-------- Source records

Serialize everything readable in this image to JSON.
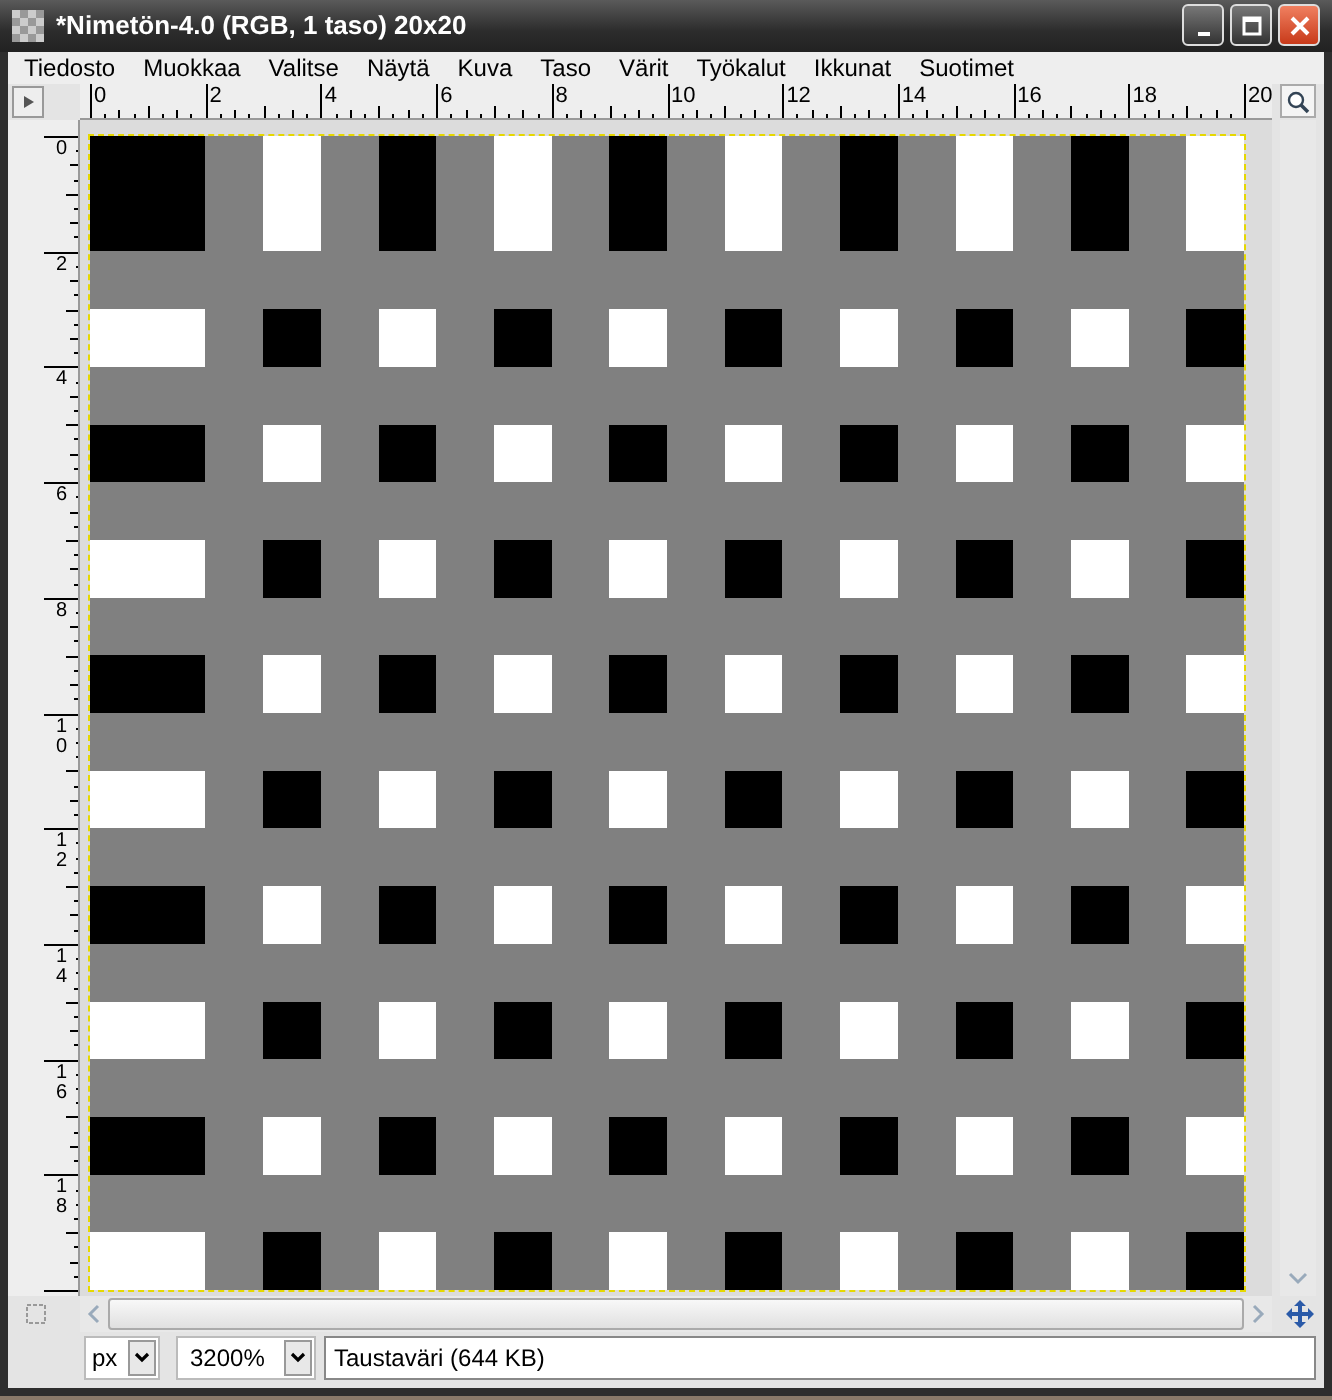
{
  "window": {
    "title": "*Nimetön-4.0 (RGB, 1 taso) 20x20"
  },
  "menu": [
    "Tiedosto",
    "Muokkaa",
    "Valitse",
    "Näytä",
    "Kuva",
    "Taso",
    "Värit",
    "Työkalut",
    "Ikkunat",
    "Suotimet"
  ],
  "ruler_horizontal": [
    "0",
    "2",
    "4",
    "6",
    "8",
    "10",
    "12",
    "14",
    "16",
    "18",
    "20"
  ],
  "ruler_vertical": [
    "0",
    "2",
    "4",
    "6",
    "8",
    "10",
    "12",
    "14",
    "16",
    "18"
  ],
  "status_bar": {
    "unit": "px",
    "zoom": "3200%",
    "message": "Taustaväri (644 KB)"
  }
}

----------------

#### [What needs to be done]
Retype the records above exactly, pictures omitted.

#### [Answer below]
Serialize everything readable in this image to JSON.
{
  "window": {
    "title": "*Nimetön-4.0 (RGB, 1 taso) 20x20"
  },
  "menu": [
    "Tiedosto",
    "Muokkaa",
    "Valitse",
    "Näytä",
    "Kuva",
    "Taso",
    "Värit",
    "Työkalut",
    "Ikkunat",
    "Suotimet"
  ],
  "ruler_horizontal": [
    "0",
    "2",
    "4",
    "6",
    "8",
    "10",
    "12",
    "14",
    "16",
    "18",
    "20"
  ],
  "ruler_vertical": [
    "0",
    "2",
    "4",
    "6",
    "8",
    "10",
    "12",
    "14",
    "16",
    "18"
  ],
  "status_bar": {
    "unit": "px",
    "zoom": "3200%",
    "message": "Taustaväri (644 KB)"
  }
}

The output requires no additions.